Consider the following plan, which incorporates the ideas of carb cycling and nutrition periodization, but makes the day-day-day management easier:
Follow a moderate carbohydrate intake (roughly 50 percent of total caloric intake).
Fill half of your plate with vegetables, one-third with protein and healthy fats, and slightly less than one-quarter with starches, grains or fruit at each meal.
Include fiber, protein and healthy fats at each meal and snack.
Include one or two higher-carbohydrate meals or snacks on your workout days, or even on the days before or after a very intense workout.

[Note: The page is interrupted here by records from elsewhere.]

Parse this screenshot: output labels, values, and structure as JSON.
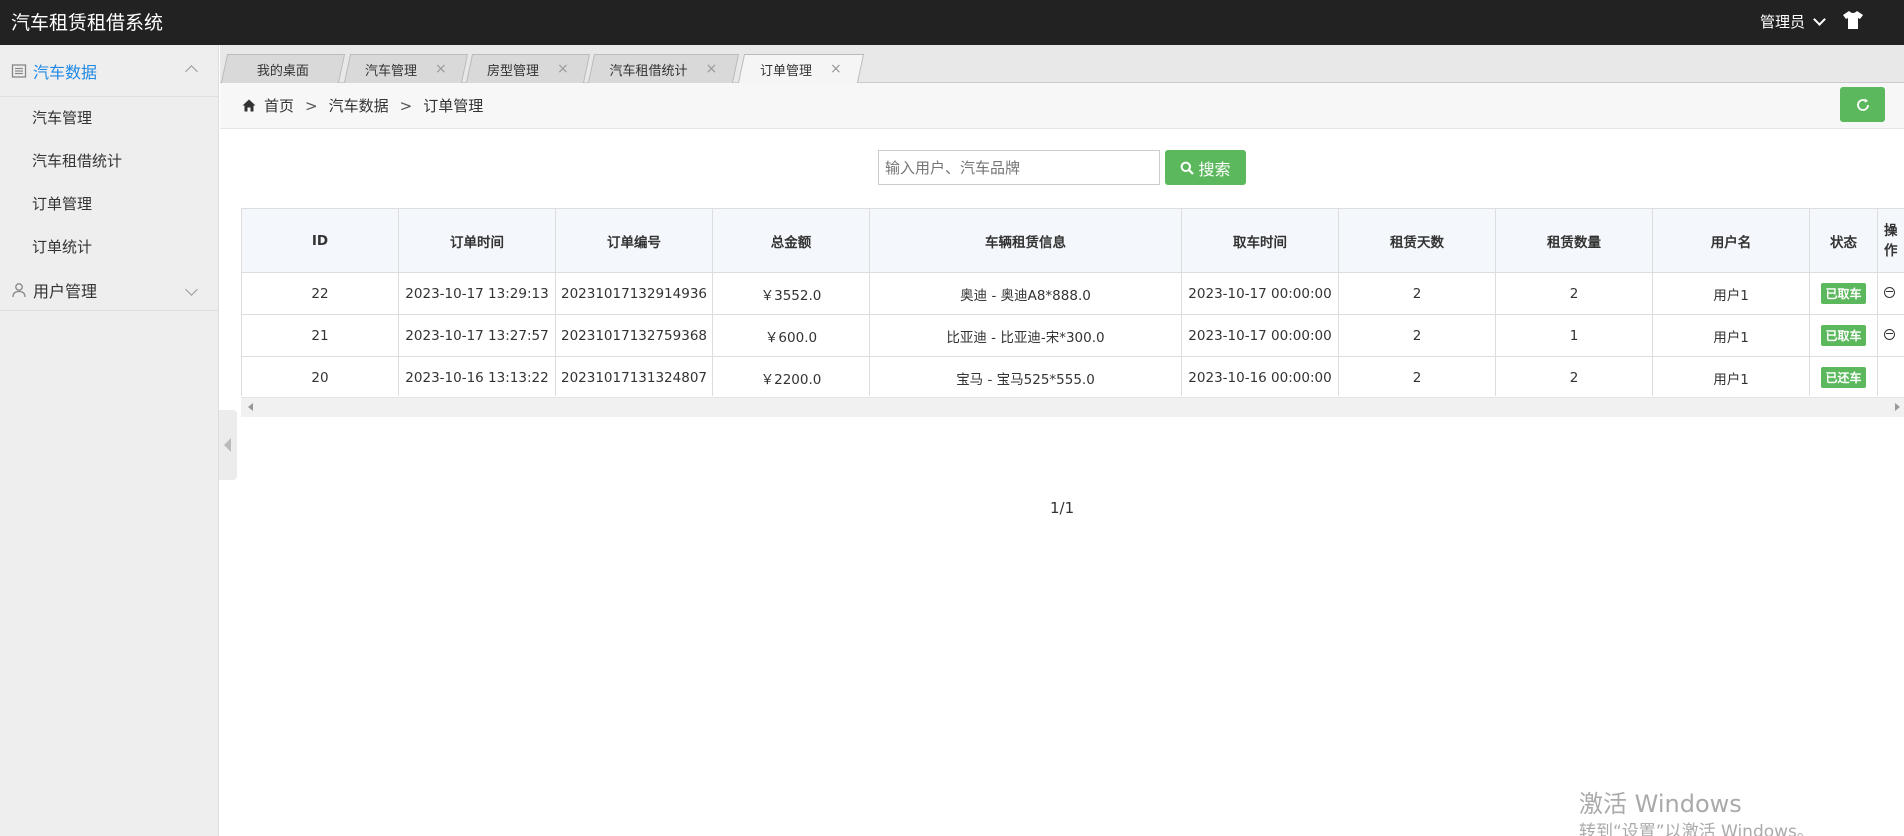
{
  "app": {
    "title": "汽车租赁租借系统",
    "user": "管理员"
  },
  "sidebar": {
    "groups": [
      {
        "label": "汽车数据",
        "items": [
          "汽车管理",
          "汽车租借统计",
          "订单管理",
          "订单统计"
        ]
      },
      {
        "label": "用户管理"
      }
    ]
  },
  "tabs": [
    {
      "label": "我的桌面"
    },
    {
      "label": "汽车管理"
    },
    {
      "label": "房型管理"
    },
    {
      "label": "汽车租借统计"
    },
    {
      "label": "订单管理"
    }
  ],
  "breadcrumb": {
    "home": "首页",
    "sep": ">",
    "level1": "汽车数据",
    "level2": "订单管理"
  },
  "search": {
    "placeholder": "输入用户、汽车品牌",
    "button": "搜索"
  },
  "table": {
    "headers": [
      "ID",
      "订单时间",
      "订单编号",
      "总金额",
      "车辆租赁信息",
      "取车时间",
      "租赁天数",
      "租赁数量",
      "用户名",
      "状态",
      "操作"
    ],
    "rows": [
      {
        "id": "22",
        "time": "2023-10-17 13:29:13",
        "no": "20231017132914936",
        "amount": "￥3552.0",
        "info": "奥迪 - 奥迪A8*888.0",
        "pickup": "2023-10-17 00:00:00",
        "days": "2",
        "qty": "2",
        "user": "用户1",
        "status": "已取车"
      },
      {
        "id": "21",
        "time": "2023-10-17 13:27:57",
        "no": "20231017132759368",
        "amount": "￥600.0",
        "info": "比亚迪 - 比亚迪-宋*300.0",
        "pickup": "2023-10-17 00:00:00",
        "days": "2",
        "qty": "1",
        "user": "用户1",
        "status": "已取车"
      },
      {
        "id": "20",
        "time": "2023-10-16 13:13:22",
        "no": "20231017131324807",
        "amount": "￥2200.0",
        "info": "宝马 - 宝马525*555.0",
        "pickup": "2023-10-16 00:00:00",
        "days": "2",
        "qty": "2",
        "user": "用户1",
        "status": "已还车"
      }
    ]
  },
  "pager": {
    "text": "1/1"
  },
  "watermark": {
    "line1": "激活 Windows",
    "line2": "转到“设置”以激活 Windows。"
  }
}
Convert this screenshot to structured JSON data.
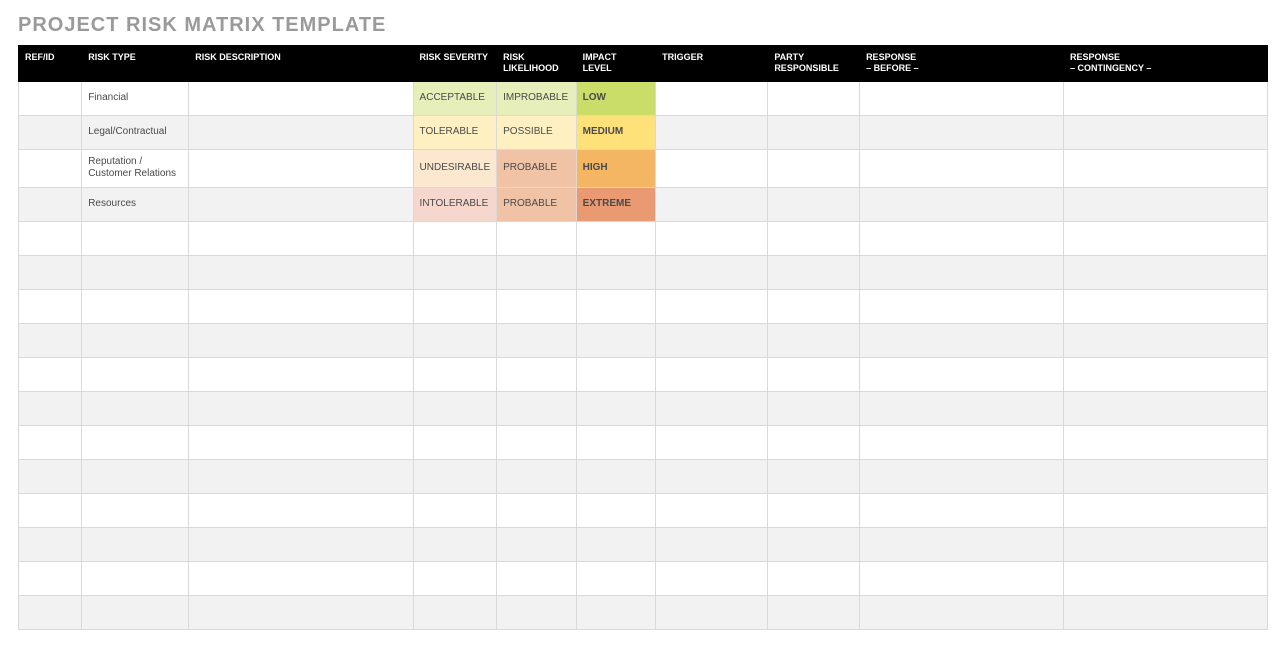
{
  "title": "PROJECT RISK MATRIX TEMPLATE",
  "columns": [
    "REF/ID",
    "RISK TYPE",
    "RISK DESCRIPTION",
    "RISK SEVERITY",
    "RISK LIKELIHOOD",
    "IMPACT LEVEL",
    "TRIGGER",
    "PARTY RESPONSIBLE",
    "RESPONSE – BEFORE –",
    "RESPONSE – CONTINGENCY –"
  ],
  "rows": [
    {
      "ref": "",
      "type": "Financial",
      "desc": "",
      "severity": "ACCEPTABLE",
      "likelihood": "IMPROBABLE",
      "impact": "LOW",
      "sev_bg": "#e6eeb9",
      "lik_bg": "#e6eeb9",
      "imp_bg": "#cadd68",
      "trigger": "",
      "party": "",
      "before": "",
      "contingency": ""
    },
    {
      "ref": "",
      "type": "Legal/Contractual",
      "desc": "",
      "severity": "TOLERABLE",
      "likelihood": "POSSIBLE",
      "impact": "MEDIUM",
      "sev_bg": "#fff0c2",
      "lik_bg": "#fff0c2",
      "imp_bg": "#ffe179",
      "trigger": "",
      "party": "",
      "before": "",
      "contingency": ""
    },
    {
      "ref": "",
      "type": "Reputation / Customer Relations",
      "desc": "",
      "severity": "UNDESIRABLE",
      "likelihood": "PROBABLE",
      "impact": "HIGH",
      "sev_bg": "#fce7cf",
      "lik_bg": "#f0c3a7",
      "imp_bg": "#f5b664",
      "trigger": "",
      "party": "",
      "before": "",
      "contingency": ""
    },
    {
      "ref": "",
      "type": "Resources",
      "desc": "",
      "severity": "INTOLERABLE",
      "likelihood": "PROBABLE",
      "impact": "EXTREME",
      "sev_bg": "#f6d7ce",
      "lik_bg": "#f0c3a7",
      "imp_bg": "#ea9a72",
      "trigger": "",
      "party": "",
      "before": "",
      "contingency": ""
    },
    {
      "ref": "",
      "type": "",
      "desc": "",
      "severity": "",
      "likelihood": "",
      "impact": "",
      "sev_bg": "",
      "lik_bg": "",
      "imp_bg": "",
      "trigger": "",
      "party": "",
      "before": "",
      "contingency": ""
    },
    {
      "ref": "",
      "type": "",
      "desc": "",
      "severity": "",
      "likelihood": "",
      "impact": "",
      "sev_bg": "",
      "lik_bg": "",
      "imp_bg": "",
      "trigger": "",
      "party": "",
      "before": "",
      "contingency": ""
    },
    {
      "ref": "",
      "type": "",
      "desc": "",
      "severity": "",
      "likelihood": "",
      "impact": "",
      "sev_bg": "",
      "lik_bg": "",
      "imp_bg": "",
      "trigger": "",
      "party": "",
      "before": "",
      "contingency": ""
    },
    {
      "ref": "",
      "type": "",
      "desc": "",
      "severity": "",
      "likelihood": "",
      "impact": "",
      "sev_bg": "",
      "lik_bg": "",
      "imp_bg": "",
      "trigger": "",
      "party": "",
      "before": "",
      "contingency": ""
    },
    {
      "ref": "",
      "type": "",
      "desc": "",
      "severity": "",
      "likelihood": "",
      "impact": "",
      "sev_bg": "",
      "lik_bg": "",
      "imp_bg": "",
      "trigger": "",
      "party": "",
      "before": "",
      "contingency": ""
    },
    {
      "ref": "",
      "type": "",
      "desc": "",
      "severity": "",
      "likelihood": "",
      "impact": "",
      "sev_bg": "",
      "lik_bg": "",
      "imp_bg": "",
      "trigger": "",
      "party": "",
      "before": "",
      "contingency": ""
    },
    {
      "ref": "",
      "type": "",
      "desc": "",
      "severity": "",
      "likelihood": "",
      "impact": "",
      "sev_bg": "",
      "lik_bg": "",
      "imp_bg": "",
      "trigger": "",
      "party": "",
      "before": "",
      "contingency": ""
    },
    {
      "ref": "",
      "type": "",
      "desc": "",
      "severity": "",
      "likelihood": "",
      "impact": "",
      "sev_bg": "",
      "lik_bg": "",
      "imp_bg": "",
      "trigger": "",
      "party": "",
      "before": "",
      "contingency": ""
    },
    {
      "ref": "",
      "type": "",
      "desc": "",
      "severity": "",
      "likelihood": "",
      "impact": "",
      "sev_bg": "",
      "lik_bg": "",
      "imp_bg": "",
      "trigger": "",
      "party": "",
      "before": "",
      "contingency": ""
    },
    {
      "ref": "",
      "type": "",
      "desc": "",
      "severity": "",
      "likelihood": "",
      "impact": "",
      "sev_bg": "",
      "lik_bg": "",
      "imp_bg": "",
      "trigger": "",
      "party": "",
      "before": "",
      "contingency": ""
    },
    {
      "ref": "",
      "type": "",
      "desc": "",
      "severity": "",
      "likelihood": "",
      "impact": "",
      "sev_bg": "",
      "lik_bg": "",
      "imp_bg": "",
      "trigger": "",
      "party": "",
      "before": "",
      "contingency": ""
    },
    {
      "ref": "",
      "type": "",
      "desc": "",
      "severity": "",
      "likelihood": "",
      "impact": "",
      "sev_bg": "",
      "lik_bg": "",
      "imp_bg": "",
      "trigger": "",
      "party": "",
      "before": "",
      "contingency": ""
    }
  ],
  "chart_data": {
    "type": "table",
    "title": "PROJECT RISK MATRIX TEMPLATE",
    "columns": [
      "REF/ID",
      "RISK TYPE",
      "RISK DESCRIPTION",
      "RISK SEVERITY",
      "RISK LIKELIHOOD",
      "IMPACT LEVEL",
      "TRIGGER",
      "PARTY RESPONSIBLE",
      "RESPONSE – BEFORE –",
      "RESPONSE – CONTINGENCY –"
    ],
    "data": [
      [
        "",
        "Financial",
        "",
        "ACCEPTABLE",
        "IMPROBABLE",
        "LOW",
        "",
        "",
        "",
        ""
      ],
      [
        "",
        "Legal/Contractual",
        "",
        "TOLERABLE",
        "POSSIBLE",
        "MEDIUM",
        "",
        "",
        "",
        ""
      ],
      [
        "",
        "Reputation / Customer Relations",
        "",
        "UNDESIRABLE",
        "PROBABLE",
        "HIGH",
        "",
        "",
        "",
        ""
      ],
      [
        "",
        "Resources",
        "",
        "INTOLERABLE",
        "PROBABLE",
        "EXTREME",
        "",
        "",
        "",
        ""
      ]
    ]
  }
}
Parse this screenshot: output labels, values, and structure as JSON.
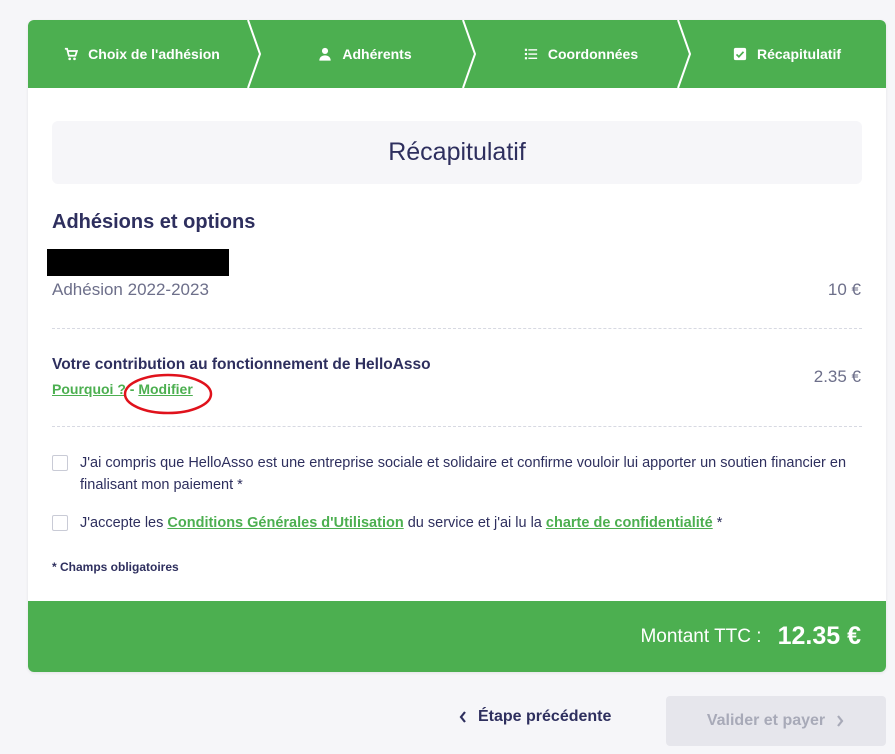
{
  "steps": [
    {
      "label": "Choix de l'adhésion",
      "icon": "cart-icon"
    },
    {
      "label": "Adhérents",
      "icon": "user-icon"
    },
    {
      "label": "Coordonnées",
      "icon": "list-icon"
    },
    {
      "label": "Récapitulatif",
      "icon": "checkbox-icon"
    }
  ],
  "title": "Récapitulatif",
  "section_title": "Adhésions et options",
  "membership": {
    "label": "Adhésion 2022-2023",
    "price": "10 €"
  },
  "contribution": {
    "label": "Votre contribution au fonctionnement de HelloAsso",
    "price": "2.35 €",
    "why_link": "Pourquoi ?",
    "separator": " - ",
    "modify_link": "Modifier"
  },
  "consent1": {
    "text": "J'ai compris que HelloAsso est une entreprise sociale et solidaire et confirme vouloir lui apporter un soutien financier en finalisant mon paiement *"
  },
  "consent2": {
    "prefix": "J'accepte les ",
    "cgu_link": "Conditions Générales d'Utilisation",
    "middle": " du service et j'ai lu la ",
    "privacy_link": "charte de confidentialité",
    "suffix": " *"
  },
  "required_note": "* Champs obligatoires",
  "total": {
    "label": "Montant TTC :",
    "value": "12.35 €"
  },
  "actions": {
    "prev": "Étape précédente",
    "pay": "Valider et payer"
  },
  "colors": {
    "accent": "#4caf50",
    "text": "#2e2f5e",
    "annotation": "#e0121c"
  }
}
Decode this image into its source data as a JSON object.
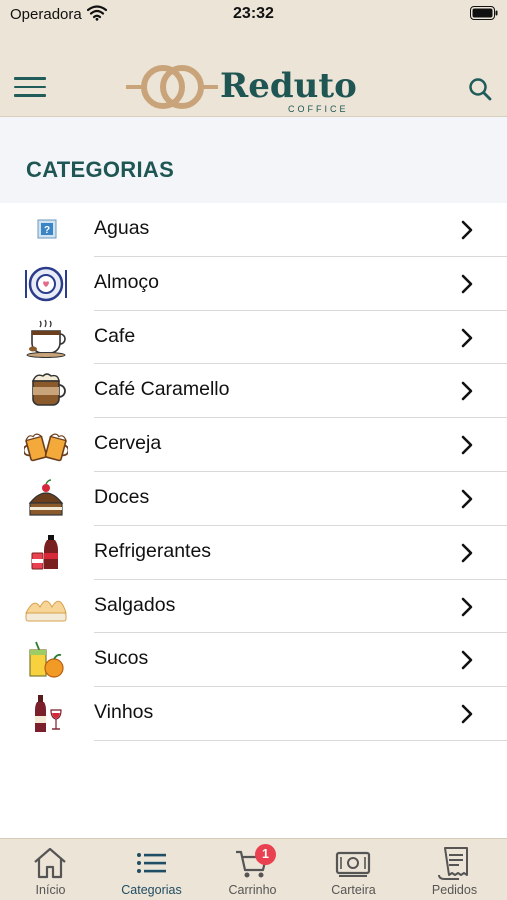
{
  "status_bar": {
    "carrier": "Operadora",
    "time": "23:32"
  },
  "header": {
    "logo_text": "Reduto",
    "logo_subtext": "COFFICE"
  },
  "section_title": "CATEGORIAS",
  "categories": [
    {
      "label": "Aguas",
      "icon": "water-placeholder-icon"
    },
    {
      "label": "Almoço",
      "icon": "plate-icon"
    },
    {
      "label": "Cafe",
      "icon": "coffee-cup-icon"
    },
    {
      "label": "Café Caramello",
      "icon": "caramel-coffee-icon"
    },
    {
      "label": "Cerveja",
      "icon": "beer-mugs-icon"
    },
    {
      "label": "Doces",
      "icon": "cake-icon"
    },
    {
      "label": "Refrigerantes",
      "icon": "soda-icon"
    },
    {
      "label": "Salgados",
      "icon": "pastries-icon"
    },
    {
      "label": "Sucos",
      "icon": "juice-icon"
    },
    {
      "label": "Vinhos",
      "icon": "wine-icon"
    }
  ],
  "tabs": [
    {
      "label": "Início",
      "icon": "home-icon"
    },
    {
      "label": "Categorias",
      "icon": "list-icon",
      "active": true
    },
    {
      "label": "Carrinho",
      "icon": "cart-icon",
      "badge": "1"
    },
    {
      "label": "Carteira",
      "icon": "wallet-icon"
    },
    {
      "label": "Pedidos",
      "icon": "receipt-icon"
    }
  ],
  "colors": {
    "accent": "#1f5654",
    "header_bg": "#ece4d6",
    "badge": "#e9414f",
    "logo_ring": "#c9a47a"
  }
}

Examples include a fruit smoothie with protein, homemade energy bars, oatmeal with dried fruit and nuts, fresh fruit with nut butter, trail mix, chocolate milk, 100 percent fruit juice or an extra serving of starch vegetables (potatoes, corn, peas) or whole-grain starches.
Justin Robinson is a Registered Sports Dietitian and Strength and Conditioning Coach who has worked with athletes from youth to professional level. As the nutrition director and co-founder of Venn Performance Coaching, he specializes in practical sports nutrition recommendations and functional conditioning techniques. Over the past 15 years, he has worked with athletes from the youth to professional level, including runners and triathletes, MLB players and U.S. Military Special Operations soldiers. He graduated from Cal Poly, San Luis Obispo with a dual degree in Nutrition and Kinesiology, completed his dietetic internship at the University of Houston and earned his Master's Degree in Kinesiology at San Diego State University.